▶ [INPUT RECORDS]
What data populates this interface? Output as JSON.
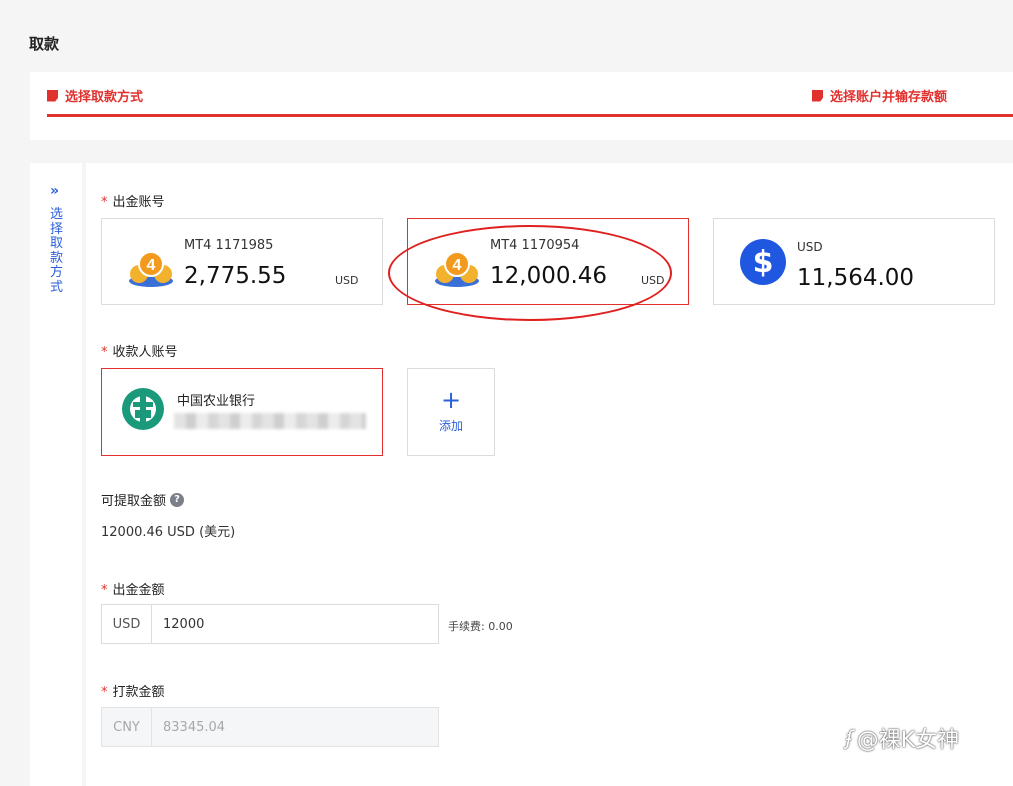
{
  "page": {
    "title": "取款"
  },
  "steps": [
    {
      "label": "选择取款方式"
    },
    {
      "label": "选择账户并输存款额"
    }
  ],
  "sidebar": {
    "toggle_icon": "double-chevron-right-icon",
    "label": "选择取款方式"
  },
  "withdraw_account": {
    "label": "出金账号",
    "cards": [
      {
        "name": "MT4 1171985",
        "balance": "2,775.55",
        "currency": "USD",
        "selected": false
      },
      {
        "name": "MT4 1170954",
        "balance": "12,000.46",
        "currency": "USD",
        "selected": true
      },
      {
        "label": "USD",
        "amount": "11,564.00",
        "icon": "dollar-icon"
      }
    ]
  },
  "payee_account": {
    "label": "收款人账号",
    "bank": {
      "name": "中国农业银行",
      "icon": "abc-bank-icon"
    },
    "add_label": "添加"
  },
  "withdrawable": {
    "label": "可提取金额",
    "value": "12000.46 USD (美元)"
  },
  "withdraw_amount": {
    "label": "出金金额",
    "currency": "USD",
    "value": "12000",
    "fee": "手续费: 0.00"
  },
  "pay_amount": {
    "label": "打款金额",
    "currency": "CNY",
    "value": "83345.04"
  },
  "watermark": {
    "text": "@裸K女神"
  },
  "colors": {
    "accent_red": "#e0312e",
    "link_blue": "#2b5fd9",
    "dollar_blue": "#1f57e0"
  }
}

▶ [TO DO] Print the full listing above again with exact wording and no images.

▶ [EXPECTED OUTPUT]
What data populates this interface? Output as JSON.
{
  "page": {
    "title": "取款"
  },
  "steps": [
    {
      "label": "选择取款方式"
    },
    {
      "label": "选择账户并输存款额"
    }
  ],
  "sidebar": {
    "toggle_icon": "double-chevron-right-icon",
    "label": "选择取款方式"
  },
  "withdraw_account": {
    "label": "出金账号",
    "cards": [
      {
        "name": "MT4 1171985",
        "balance": "2,775.55",
        "currency": "USD",
        "selected": false
      },
      {
        "name": "MT4 1170954",
        "balance": "12,000.46",
        "currency": "USD",
        "selected": true
      },
      {
        "label": "USD",
        "amount": "11,564.00",
        "icon": "dollar-icon"
      }
    ]
  },
  "payee_account": {
    "label": "收款人账号",
    "bank": {
      "name": "中国农业银行",
      "icon": "abc-bank-icon"
    },
    "add_label": "添加"
  },
  "withdrawable": {
    "label": "可提取金额",
    "value": "12000.46 USD (美元)"
  },
  "withdraw_amount": {
    "label": "出金金额",
    "currency": "USD",
    "value": "12000",
    "fee": "手续费: 0.00"
  },
  "pay_amount": {
    "label": "打款金额",
    "currency": "CNY",
    "value": "83345.04"
  },
  "watermark": {
    "text": "@裸K女神"
  },
  "colors": {
    "accent_red": "#e0312e",
    "link_blue": "#2b5fd9",
    "dollar_blue": "#1f57e0"
  }
}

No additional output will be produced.